■ Task instructions ■
Lines with the word "point" in them are the ones to copy from the records.

********************

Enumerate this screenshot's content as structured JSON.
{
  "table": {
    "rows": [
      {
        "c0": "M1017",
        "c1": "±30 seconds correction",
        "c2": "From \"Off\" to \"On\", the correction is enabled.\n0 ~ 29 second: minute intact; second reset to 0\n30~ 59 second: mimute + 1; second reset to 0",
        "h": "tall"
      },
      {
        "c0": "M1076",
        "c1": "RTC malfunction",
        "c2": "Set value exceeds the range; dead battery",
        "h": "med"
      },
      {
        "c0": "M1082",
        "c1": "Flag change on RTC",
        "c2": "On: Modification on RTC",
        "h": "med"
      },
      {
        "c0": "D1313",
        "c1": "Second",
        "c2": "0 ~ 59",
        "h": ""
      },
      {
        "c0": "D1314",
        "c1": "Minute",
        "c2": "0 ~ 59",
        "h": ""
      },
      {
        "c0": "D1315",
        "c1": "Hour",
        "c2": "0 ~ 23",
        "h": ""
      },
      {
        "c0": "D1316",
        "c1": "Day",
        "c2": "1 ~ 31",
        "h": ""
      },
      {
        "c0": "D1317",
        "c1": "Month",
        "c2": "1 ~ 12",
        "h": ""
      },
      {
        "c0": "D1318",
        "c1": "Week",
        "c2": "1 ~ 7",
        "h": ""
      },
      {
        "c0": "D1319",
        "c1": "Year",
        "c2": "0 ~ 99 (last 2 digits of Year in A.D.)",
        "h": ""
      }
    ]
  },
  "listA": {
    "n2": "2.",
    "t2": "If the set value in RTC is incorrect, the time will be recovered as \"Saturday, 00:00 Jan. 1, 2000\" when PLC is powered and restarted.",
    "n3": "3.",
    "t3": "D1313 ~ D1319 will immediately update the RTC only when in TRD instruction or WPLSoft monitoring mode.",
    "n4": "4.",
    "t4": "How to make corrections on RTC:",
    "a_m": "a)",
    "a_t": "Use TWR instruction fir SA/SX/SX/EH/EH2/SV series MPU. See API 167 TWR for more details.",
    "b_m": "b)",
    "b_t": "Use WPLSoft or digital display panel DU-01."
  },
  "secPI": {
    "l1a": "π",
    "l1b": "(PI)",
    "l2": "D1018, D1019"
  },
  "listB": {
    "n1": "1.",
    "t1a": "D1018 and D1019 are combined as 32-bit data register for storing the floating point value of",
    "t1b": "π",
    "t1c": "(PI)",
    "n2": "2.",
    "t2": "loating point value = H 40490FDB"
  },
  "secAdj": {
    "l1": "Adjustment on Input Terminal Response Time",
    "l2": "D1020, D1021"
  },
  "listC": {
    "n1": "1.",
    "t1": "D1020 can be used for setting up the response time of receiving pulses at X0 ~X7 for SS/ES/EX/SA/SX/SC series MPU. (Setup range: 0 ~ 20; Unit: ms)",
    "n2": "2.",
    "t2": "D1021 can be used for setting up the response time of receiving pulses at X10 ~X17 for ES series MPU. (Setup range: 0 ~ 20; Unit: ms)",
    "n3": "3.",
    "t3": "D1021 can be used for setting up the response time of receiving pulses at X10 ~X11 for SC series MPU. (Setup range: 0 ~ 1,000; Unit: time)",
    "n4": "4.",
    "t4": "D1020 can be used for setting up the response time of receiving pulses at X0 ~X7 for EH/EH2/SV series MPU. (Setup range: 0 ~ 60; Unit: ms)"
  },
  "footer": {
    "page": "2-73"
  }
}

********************

■ Answer section ■
    "t1a": "D1018 and D1019 are combined as 32-bit data register for storing the floating point value of",
    "t2": "loating point value = H 40490FDB"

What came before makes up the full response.